_Task item_
The records underneath are to be printed in full and exactly, with no pictures carried over.

· · · · · · ·

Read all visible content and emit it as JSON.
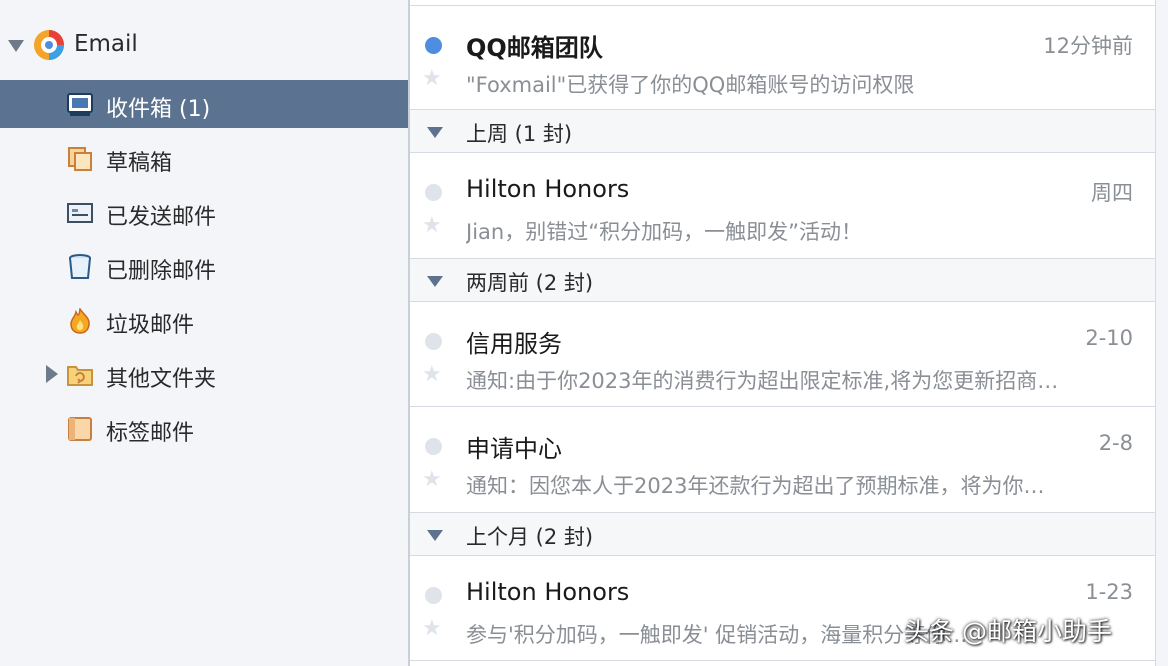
{
  "account": {
    "name": "Email",
    "logo_icon": "qq-mail-logo-icon"
  },
  "folders": [
    {
      "label": "收件箱 (1)",
      "icon": "inbox-icon",
      "selected": true
    },
    {
      "label": "草稿箱",
      "icon": "drafts-icon",
      "selected": false
    },
    {
      "label": "已发送邮件",
      "icon": "sent-icon",
      "selected": false
    },
    {
      "label": "已删除邮件",
      "icon": "trash-icon",
      "selected": false
    },
    {
      "label": "垃圾邮件",
      "icon": "spam-fire-icon",
      "selected": false
    },
    {
      "label": "其他文件夹",
      "icon": "other-folder-icon",
      "selected": false,
      "expandable": true
    },
    {
      "label": "标签邮件",
      "icon": "tag-icon",
      "selected": false
    }
  ],
  "mail_list": {
    "top_mail": {
      "sender": "QQ邮箱团队",
      "time": "12分钟前",
      "preview": "\"Foxmail\"已获得了你的QQ邮箱账号的访问权限",
      "unread": true
    },
    "groups": [
      {
        "label": "上周 (1 封)",
        "mails": [
          {
            "sender": "Hilton Honors",
            "time": "周四",
            "preview": "Jian，别错过“积分加码，一触即发”活动！"
          }
        ]
      },
      {
        "label": "两周前 (2 封)",
        "mails": [
          {
            "sender": "信用服务",
            "time": "2-10",
            "preview": "通知:由于你2023年的消费行为超出限定标准,将为您更新招商…"
          },
          {
            "sender": "申请中心",
            "time": "2-8",
            "preview": "通知：因您本人于2023年还款行为超出了预期标准，将为你…"
          }
        ]
      },
      {
        "label": "上个月 (2 封)",
        "mails": [
          {
            "sender": "Hilton Honors",
            "time": "1-23",
            "preview": "参与'积分加码，一触即发' 促销活动，海量积分等你…"
          }
        ]
      }
    ]
  },
  "watermark": "头条 @邮箱小助手",
  "colors": {
    "sidebar_bg": "#f3f5f8",
    "selected_bg": "#5b7390",
    "unread_dot": "#4e8ee0",
    "read_dot": "#dfe3ea",
    "muted_text": "#8a8f96"
  }
}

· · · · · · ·

_Response to this task_
Read all visible content and emit it as JSON.
{
  "account": {
    "name": "Email",
    "logo_icon": "qq-mail-logo-icon"
  },
  "folders": [
    {
      "label": "收件箱 (1)",
      "icon": "inbox-icon",
      "selected": true
    },
    {
      "label": "草稿箱",
      "icon": "drafts-icon",
      "selected": false
    },
    {
      "label": "已发送邮件",
      "icon": "sent-icon",
      "selected": false
    },
    {
      "label": "已删除邮件",
      "icon": "trash-icon",
      "selected": false
    },
    {
      "label": "垃圾邮件",
      "icon": "spam-fire-icon",
      "selected": false
    },
    {
      "label": "其他文件夹",
      "icon": "other-folder-icon",
      "selected": false,
      "expandable": true
    },
    {
      "label": "标签邮件",
      "icon": "tag-icon",
      "selected": false
    }
  ],
  "mail_list": {
    "top_mail": {
      "sender": "QQ邮箱团队",
      "time": "12分钟前",
      "preview": "\"Foxmail\"已获得了你的QQ邮箱账号的访问权限",
      "unread": true
    },
    "groups": [
      {
        "label": "上周 (1 封)",
        "mails": [
          {
            "sender": "Hilton Honors",
            "time": "周四",
            "preview": "Jian，别错过“积分加码，一触即发”活动！"
          }
        ]
      },
      {
        "label": "两周前 (2 封)",
        "mails": [
          {
            "sender": "信用服务",
            "time": "2-10",
            "preview": "通知:由于你2023年的消费行为超出限定标准,将为您更新招商…"
          },
          {
            "sender": "申请中心",
            "time": "2-8",
            "preview": "通知：因您本人于2023年还款行为超出了预期标准，将为你…"
          }
        ]
      },
      {
        "label": "上个月 (2 封)",
        "mails": [
          {
            "sender": "Hilton Honors",
            "time": "1-23",
            "preview": "参与'积分加码，一触即发' 促销活动，海量积分等你…"
          }
        ]
      }
    ]
  },
  "watermark": "头条 @邮箱小助手",
  "colors": {
    "sidebar_bg": "#f3f5f8",
    "selected_bg": "#5b7390",
    "unread_dot": "#4e8ee0",
    "read_dot": "#dfe3ea",
    "muted_text": "#8a8f96"
  }
}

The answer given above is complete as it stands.